Tools shopping can be the most frustrating thing to do when you need something and the most fun way to burn time when you don’t need anything. There are the MacGyvers of the world, who can basically fix anything with a knife and BAND-AID®, and there are those of us that have to make lists before we go or we’ll come back from Home Depot with our bag of misfit toys.
Home repair and marketing automation are contextually similar. They are both jobs that require continual maintenance. The highs are short-lived and the lows are never forgotten. Yet, there are an endless set of options (tools or contractors)for how to accomplish the job depending your budget, level of risk tolerance and patience.
Think marketing automation when you read the following set of tips, to lighten up a Monday read:
1. Never start a job by going to Home Depot looking for answers.
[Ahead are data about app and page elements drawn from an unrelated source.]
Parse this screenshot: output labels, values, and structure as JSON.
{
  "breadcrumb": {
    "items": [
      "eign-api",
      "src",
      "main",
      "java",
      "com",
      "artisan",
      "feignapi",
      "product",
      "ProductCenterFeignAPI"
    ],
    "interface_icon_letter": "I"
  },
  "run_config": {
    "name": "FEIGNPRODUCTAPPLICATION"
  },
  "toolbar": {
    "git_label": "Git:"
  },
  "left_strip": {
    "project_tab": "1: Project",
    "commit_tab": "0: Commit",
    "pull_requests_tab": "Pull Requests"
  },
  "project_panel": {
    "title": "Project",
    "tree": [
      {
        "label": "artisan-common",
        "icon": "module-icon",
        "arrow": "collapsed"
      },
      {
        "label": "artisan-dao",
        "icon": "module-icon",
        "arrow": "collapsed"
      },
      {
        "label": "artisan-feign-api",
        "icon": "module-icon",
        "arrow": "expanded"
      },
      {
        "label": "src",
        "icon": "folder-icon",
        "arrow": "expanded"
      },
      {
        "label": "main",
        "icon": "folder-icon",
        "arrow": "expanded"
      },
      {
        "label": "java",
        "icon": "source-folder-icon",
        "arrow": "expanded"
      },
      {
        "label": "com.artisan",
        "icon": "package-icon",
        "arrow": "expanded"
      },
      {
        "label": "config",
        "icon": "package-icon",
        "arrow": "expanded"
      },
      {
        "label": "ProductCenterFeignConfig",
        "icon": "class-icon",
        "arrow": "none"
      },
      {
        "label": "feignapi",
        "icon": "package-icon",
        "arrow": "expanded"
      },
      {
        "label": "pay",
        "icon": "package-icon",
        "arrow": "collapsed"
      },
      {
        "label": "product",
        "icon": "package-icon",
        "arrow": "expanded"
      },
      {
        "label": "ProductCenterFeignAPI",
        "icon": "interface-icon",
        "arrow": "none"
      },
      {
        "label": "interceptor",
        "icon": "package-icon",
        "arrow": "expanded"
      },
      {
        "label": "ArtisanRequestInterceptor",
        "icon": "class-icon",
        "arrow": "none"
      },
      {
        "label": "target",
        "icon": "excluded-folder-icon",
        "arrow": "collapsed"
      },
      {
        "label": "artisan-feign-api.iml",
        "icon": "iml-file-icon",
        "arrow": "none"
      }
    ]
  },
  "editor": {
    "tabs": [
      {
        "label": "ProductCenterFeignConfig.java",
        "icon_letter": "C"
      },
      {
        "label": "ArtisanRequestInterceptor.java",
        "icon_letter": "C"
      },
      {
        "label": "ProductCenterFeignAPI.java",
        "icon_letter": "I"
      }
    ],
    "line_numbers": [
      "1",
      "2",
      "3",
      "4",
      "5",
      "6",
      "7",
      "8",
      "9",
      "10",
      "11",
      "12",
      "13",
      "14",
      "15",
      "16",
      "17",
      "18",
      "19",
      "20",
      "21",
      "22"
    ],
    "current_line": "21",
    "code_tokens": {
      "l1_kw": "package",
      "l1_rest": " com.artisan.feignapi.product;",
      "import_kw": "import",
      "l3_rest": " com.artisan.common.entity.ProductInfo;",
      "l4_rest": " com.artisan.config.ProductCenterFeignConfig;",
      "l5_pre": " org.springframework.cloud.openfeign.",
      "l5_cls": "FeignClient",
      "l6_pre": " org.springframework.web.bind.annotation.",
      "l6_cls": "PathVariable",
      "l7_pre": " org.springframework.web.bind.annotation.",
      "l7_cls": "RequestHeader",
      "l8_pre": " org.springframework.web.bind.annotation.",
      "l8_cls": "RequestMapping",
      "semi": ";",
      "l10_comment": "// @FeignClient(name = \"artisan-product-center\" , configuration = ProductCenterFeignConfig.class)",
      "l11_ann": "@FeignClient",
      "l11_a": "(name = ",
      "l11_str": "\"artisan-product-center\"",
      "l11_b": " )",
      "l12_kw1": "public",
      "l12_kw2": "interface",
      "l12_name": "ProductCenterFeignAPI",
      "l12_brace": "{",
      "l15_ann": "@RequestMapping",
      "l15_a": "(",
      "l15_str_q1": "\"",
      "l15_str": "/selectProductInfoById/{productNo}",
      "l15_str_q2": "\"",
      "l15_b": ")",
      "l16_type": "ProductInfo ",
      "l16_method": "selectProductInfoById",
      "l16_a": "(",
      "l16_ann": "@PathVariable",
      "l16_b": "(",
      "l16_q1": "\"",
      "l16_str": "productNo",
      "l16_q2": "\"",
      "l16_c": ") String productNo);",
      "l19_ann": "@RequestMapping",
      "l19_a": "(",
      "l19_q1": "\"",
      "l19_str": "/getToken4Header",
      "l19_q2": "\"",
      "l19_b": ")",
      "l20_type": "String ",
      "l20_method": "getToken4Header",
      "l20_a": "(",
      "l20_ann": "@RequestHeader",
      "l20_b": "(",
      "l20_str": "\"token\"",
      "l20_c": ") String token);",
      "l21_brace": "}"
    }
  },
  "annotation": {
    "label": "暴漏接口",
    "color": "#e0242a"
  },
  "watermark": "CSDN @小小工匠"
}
You’ll be influenced by the packaging and eye level placement of products, and you’ll come home with a bag full of misfit toys.
2. Don’t ask your neighbor with the worse lawn on the block for advice.
3. Make a long list, but fix the easy things first. Momentum is an important thing in DIY.
4. Don’t let the pressure from your spouse (boss) force you to take the quick-fix route. The other day my wife asked me for the fifth time to put in a new toilet-paper holder. End result, I duct-taped it six feet up the wall, where it could not be reached by anyone with normal hands.
5. Be patient and add humor. Not everyone is MacGyver. You are going to make mistakes, including some silly ones (like putting a display case together backwards). Just accept it and move on.
6. Think about the money value of your time. It may take you three hours to install a light fixture, while an expert can do it in an hour, with less risk of electrocution or spousal jabs. What’s most important — your time or your pride? They don’t always align.
7. Having more tools doesn't make you better at using them, only a bigger, heavier box to carry around. If you can’t name the tool, you shouldn’t have it.
8. Watching someone else do it, is NO fun, but neither is cleaning dirt out of your fingernails. There’s a place for expertise.
9. Balance risk with smart decisions. I’m alive today because I didn’t take on electrician work even though it looks easy.
10. Once you fix one thing, just recognize you have 100 other things in line. You’ll never catch up — just make the ride better and have some fun.
Always remember, it is usually the neglect of timely repairs that makes rebuilding necessary.